The Private Investigator (PI)

When doing a background investigation of a person, the PI will be looking for previously unknown assets, banking and financial arrangements, or corporate affiliations.  When investigating a company, the PI will be looking for previously unknown assets, banking, and financial arrangements.  In both cases, the equity held by the subject in the assets will be of interest.  Searching the Bank Act Security Registry may reveal all of the above.

Bank Act Security Registry

Under S. 427 of the Bank Act, the borrower must sign a document that provides the bank with the first preferential lien on the goods or equipment.  The Bank then registers a ‘Notice of Intention‘ to take the goods as security, to perfect its security interest.

The Bank of Canada offers a Security Registry service which may be searched for registrations.  The search will reveal whether the Bank of Canada has taken security on property that may interest you.  If the Bank does have a claim on the property, then it means that it has loaned the customer money and that it has the right to take possession of and sell the property if the loan is not paid.  This is important for you to know for two reasons.  First, it shows that the person or business is indebted to a Canadian chartered bank and may have equity in the property listed in the security agreement.  Second, it may uncover previously unknown assets, banking and financial arrangements, or corporate affiliations. You will need to provide the name of the person or business being searched.

Years ago, we only did this when we suspected the subject person or company might have an interest in an agricultural business.  Today however, we find more non-agricultural businesses in the Bank of Canada registry. We have online access to the Bank of Canada registry to search for Bank Act Security items. The search results often indicate that a business assigned its inventory to a bank as security under the Bank Act.

A manual search for Notices of Intention filed under Section 427 of the Bank Act are conducted at the agency of the Bank of Canada in the province or territory where the debtor’s place of business is located. For Bank Act searches,  “agency” means, in a province, the office of the Bank of Canada or its authorized representative but does not include its Ottawa office, and in Yukon, the Northwest Territories and Nunavut means the office of the clerk of the court of each of those territories respectively [see S. 427(5)].


Canada’s New Anti-Spam Law

Internet News reports Canada’s Anti-Spam Law Coming Into Force, Osler, July 5, 2011

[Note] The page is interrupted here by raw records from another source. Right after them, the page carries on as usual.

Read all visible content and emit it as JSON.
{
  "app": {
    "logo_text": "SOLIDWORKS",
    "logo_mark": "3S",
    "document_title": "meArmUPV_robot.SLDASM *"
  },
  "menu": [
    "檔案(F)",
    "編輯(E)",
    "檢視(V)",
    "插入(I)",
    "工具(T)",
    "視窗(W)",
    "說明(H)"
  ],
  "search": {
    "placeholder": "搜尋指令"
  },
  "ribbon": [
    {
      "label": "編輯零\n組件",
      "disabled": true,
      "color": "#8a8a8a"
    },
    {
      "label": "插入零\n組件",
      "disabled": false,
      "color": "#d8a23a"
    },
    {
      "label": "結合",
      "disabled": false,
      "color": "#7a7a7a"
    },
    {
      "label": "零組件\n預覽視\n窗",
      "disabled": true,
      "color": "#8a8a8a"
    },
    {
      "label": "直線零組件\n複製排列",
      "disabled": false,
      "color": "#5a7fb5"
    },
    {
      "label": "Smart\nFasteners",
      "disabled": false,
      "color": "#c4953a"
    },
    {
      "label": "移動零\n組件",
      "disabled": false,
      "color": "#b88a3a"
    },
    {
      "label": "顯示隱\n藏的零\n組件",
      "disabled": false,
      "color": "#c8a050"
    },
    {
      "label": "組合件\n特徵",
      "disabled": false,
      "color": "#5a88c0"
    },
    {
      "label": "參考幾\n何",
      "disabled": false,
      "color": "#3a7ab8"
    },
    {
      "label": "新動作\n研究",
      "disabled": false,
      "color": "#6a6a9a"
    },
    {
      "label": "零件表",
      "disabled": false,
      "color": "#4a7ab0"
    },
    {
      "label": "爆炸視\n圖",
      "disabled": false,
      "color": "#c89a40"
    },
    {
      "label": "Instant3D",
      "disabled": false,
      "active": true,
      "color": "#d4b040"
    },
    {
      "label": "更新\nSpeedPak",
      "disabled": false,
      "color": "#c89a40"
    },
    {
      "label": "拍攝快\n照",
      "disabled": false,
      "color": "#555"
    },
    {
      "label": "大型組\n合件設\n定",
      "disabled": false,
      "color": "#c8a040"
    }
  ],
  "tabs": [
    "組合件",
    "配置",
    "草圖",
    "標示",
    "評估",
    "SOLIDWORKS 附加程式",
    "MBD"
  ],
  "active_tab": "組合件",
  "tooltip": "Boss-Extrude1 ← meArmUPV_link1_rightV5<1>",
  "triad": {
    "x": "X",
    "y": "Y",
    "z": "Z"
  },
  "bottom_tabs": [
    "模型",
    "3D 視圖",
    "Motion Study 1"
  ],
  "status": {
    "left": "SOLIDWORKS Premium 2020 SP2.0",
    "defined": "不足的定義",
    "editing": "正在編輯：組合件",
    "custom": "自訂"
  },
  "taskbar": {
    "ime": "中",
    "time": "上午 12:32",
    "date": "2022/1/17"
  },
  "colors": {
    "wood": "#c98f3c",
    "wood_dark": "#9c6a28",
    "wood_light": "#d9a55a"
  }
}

Canadian government has passed legislation to address spam (though it is still awaiting proclamation).

“Known as Canada’s Anti-Spam Law, or CASL1, the new rules go much further than restricting bulk, unsolicited e-mail messages, by creating an express consent regime that applies to almost all e-mails and other electronic messages sent for a commercial purpose. And unlike the U.S. CAN-SPAM Act, which applies only to e-mail, CASL’s anti-spam provisions also apply to other forms of electronic communication, such as text messages, instant messaging and social media messaging.”